Extracted records:
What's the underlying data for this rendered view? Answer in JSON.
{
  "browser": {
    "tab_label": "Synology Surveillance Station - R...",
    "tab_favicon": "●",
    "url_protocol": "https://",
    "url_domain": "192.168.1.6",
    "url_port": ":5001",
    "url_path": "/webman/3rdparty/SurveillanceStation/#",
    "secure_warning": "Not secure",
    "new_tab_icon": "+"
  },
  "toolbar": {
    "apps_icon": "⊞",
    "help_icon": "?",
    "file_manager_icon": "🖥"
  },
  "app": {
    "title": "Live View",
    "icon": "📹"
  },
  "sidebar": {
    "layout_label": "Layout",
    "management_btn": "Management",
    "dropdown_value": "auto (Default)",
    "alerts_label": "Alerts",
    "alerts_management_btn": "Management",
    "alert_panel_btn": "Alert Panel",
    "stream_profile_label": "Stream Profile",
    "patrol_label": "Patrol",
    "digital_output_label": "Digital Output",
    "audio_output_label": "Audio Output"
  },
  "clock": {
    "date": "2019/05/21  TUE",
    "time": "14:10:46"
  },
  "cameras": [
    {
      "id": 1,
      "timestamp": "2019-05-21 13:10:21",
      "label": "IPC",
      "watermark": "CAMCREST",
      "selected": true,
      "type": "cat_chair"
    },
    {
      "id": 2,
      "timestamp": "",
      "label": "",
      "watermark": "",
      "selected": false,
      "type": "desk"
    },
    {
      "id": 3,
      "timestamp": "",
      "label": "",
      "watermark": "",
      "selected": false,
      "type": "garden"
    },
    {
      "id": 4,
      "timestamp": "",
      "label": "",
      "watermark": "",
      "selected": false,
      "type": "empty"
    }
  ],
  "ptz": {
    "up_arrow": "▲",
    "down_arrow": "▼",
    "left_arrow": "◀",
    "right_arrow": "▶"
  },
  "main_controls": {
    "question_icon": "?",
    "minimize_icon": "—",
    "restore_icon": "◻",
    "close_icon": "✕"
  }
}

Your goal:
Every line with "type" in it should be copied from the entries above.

Output below:
      "type": "cat_chair"
      "type": "desk"
      "type": "garden"
      "type": "empty"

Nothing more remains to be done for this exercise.